▶ **WHAT THIS TASK INVOLVES**: From the first line to the last, print the data exactly as written.

▶ **THE DATA**:
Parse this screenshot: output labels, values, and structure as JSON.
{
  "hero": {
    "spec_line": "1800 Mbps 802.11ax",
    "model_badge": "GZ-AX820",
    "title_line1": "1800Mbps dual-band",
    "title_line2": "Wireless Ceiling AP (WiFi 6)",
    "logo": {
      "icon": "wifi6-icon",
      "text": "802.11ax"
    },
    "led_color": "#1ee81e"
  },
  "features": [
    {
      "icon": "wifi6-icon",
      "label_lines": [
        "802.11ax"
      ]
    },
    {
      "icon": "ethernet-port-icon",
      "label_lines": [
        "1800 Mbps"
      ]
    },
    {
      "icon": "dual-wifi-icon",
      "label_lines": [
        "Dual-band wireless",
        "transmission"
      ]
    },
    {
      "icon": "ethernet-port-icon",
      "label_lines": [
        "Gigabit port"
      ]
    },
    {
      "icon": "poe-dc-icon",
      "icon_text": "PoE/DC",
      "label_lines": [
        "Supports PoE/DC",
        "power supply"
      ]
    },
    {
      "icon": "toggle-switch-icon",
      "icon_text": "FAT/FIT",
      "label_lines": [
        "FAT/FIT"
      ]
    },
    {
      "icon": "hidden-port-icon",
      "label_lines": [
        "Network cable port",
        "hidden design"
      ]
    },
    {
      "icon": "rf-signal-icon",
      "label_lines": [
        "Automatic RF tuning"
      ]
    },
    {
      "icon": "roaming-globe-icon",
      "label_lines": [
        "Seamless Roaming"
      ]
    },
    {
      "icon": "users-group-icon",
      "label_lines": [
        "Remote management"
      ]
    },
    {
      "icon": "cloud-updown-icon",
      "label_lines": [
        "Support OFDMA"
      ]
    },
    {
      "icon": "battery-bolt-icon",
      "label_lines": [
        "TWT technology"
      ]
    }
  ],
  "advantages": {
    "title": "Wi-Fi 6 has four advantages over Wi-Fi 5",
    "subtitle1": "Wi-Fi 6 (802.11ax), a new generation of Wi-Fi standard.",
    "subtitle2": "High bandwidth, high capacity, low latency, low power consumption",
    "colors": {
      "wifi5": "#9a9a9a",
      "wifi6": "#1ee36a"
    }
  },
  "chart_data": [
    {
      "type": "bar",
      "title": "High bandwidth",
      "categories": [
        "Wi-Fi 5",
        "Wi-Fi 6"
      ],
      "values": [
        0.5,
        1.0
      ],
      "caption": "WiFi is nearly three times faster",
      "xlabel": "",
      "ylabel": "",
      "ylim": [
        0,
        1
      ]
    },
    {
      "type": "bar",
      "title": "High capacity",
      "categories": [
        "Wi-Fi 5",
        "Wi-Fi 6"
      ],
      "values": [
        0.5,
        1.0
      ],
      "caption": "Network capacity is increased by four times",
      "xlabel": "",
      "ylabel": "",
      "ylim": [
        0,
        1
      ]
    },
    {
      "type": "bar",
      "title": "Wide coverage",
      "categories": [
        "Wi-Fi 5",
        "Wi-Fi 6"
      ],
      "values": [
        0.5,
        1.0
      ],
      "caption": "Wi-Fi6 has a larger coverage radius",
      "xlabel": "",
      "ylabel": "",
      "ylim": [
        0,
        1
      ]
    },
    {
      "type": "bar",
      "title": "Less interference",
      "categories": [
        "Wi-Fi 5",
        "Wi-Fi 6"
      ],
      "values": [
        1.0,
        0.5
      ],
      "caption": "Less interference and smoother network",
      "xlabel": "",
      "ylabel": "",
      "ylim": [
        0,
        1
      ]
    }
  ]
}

▶ **SOLUTION TO THIS PROBLEM**:
Parse this screenshot: output labels, values, and structure as JSON.
{
  "hero": {
    "spec_line": "1800 Mbps 802.11ax",
    "model_badge": "GZ-AX820",
    "title_line1": "1800Mbps dual-band",
    "title_line2": "Wireless Ceiling AP (WiFi 6)",
    "logo": {
      "icon": "wifi6-icon",
      "text": "802.11ax"
    },
    "led_color": "#1ee81e"
  },
  "features": [
    {
      "icon": "wifi6-icon",
      "label_lines": [
        "802.11ax"
      ]
    },
    {
      "icon": "ethernet-port-icon",
      "label_lines": [
        "1800 Mbps"
      ]
    },
    {
      "icon": "dual-wifi-icon",
      "label_lines": [
        "Dual-band wireless",
        "transmission"
      ]
    },
    {
      "icon": "ethernet-port-icon",
      "label_lines": [
        "Gigabit port"
      ]
    },
    {
      "icon": "poe-dc-icon",
      "icon_text": "PoE/DC",
      "label_lines": [
        "Supports PoE/DC",
        "power supply"
      ]
    },
    {
      "icon": "toggle-switch-icon",
      "icon_text": "FAT/FIT",
      "label_lines": [
        "FAT/FIT"
      ]
    },
    {
      "icon": "hidden-port-icon",
      "label_lines": [
        "Network cable port",
        "hidden design"
      ]
    },
    {
      "icon": "rf-signal-icon",
      "label_lines": [
        "Automatic RF tuning"
      ]
    },
    {
      "icon": "roaming-globe-icon",
      "label_lines": [
        "Seamless Roaming"
      ]
    },
    {
      "icon": "users-group-icon",
      "label_lines": [
        "Remote management"
      ]
    },
    {
      "icon": "cloud-updown-icon",
      "label_lines": [
        "Support OFDMA"
      ]
    },
    {
      "icon": "battery-bolt-icon",
      "label_lines": [
        "TWT technology"
      ]
    }
  ],
  "advantages": {
    "title": "Wi-Fi 6 has four advantages over Wi-Fi 5",
    "subtitle1": "Wi-Fi 6 (802.11ax), a new generation of Wi-Fi standard.",
    "subtitle2": "High bandwidth, high capacity, low latency, low power consumption",
    "colors": {
      "wifi5": "#9a9a9a",
      "wifi6": "#1ee36a"
    }
  },
  "chart_data": [
    {
      "type": "bar",
      "title": "High bandwidth",
      "categories": [
        "Wi-Fi 5",
        "Wi-Fi 6"
      ],
      "values": [
        0.5,
        1.0
      ],
      "caption": "WiFi is nearly three times faster",
      "xlabel": "",
      "ylabel": "",
      "ylim": [
        0,
        1
      ]
    },
    {
      "type": "bar",
      "title": "High capacity",
      "categories": [
        "Wi-Fi 5",
        "Wi-Fi 6"
      ],
      "values": [
        0.5,
        1.0
      ],
      "caption": "Network capacity is increased by four times",
      "xlabel": "",
      "ylabel": "",
      "ylim": [
        0,
        1
      ]
    },
    {
      "type": "bar",
      "title": "Wide coverage",
      "categories": [
        "Wi-Fi 5",
        "Wi-Fi 6"
      ],
      "values": [
        0.5,
        1.0
      ],
      "caption": "Wi-Fi6 has a larger coverage radius",
      "xlabel": "",
      "ylabel": "",
      "ylim": [
        0,
        1
      ]
    },
    {
      "type": "bar",
      "title": "Less interference",
      "categories": [
        "Wi-Fi 5",
        "Wi-Fi 6"
      ],
      "values": [
        1.0,
        0.5
      ],
      "caption": "Less interference and smoother network",
      "xlabel": "",
      "ylabel": "",
      "ylim": [
        0,
        1
      ]
    }
  ]
}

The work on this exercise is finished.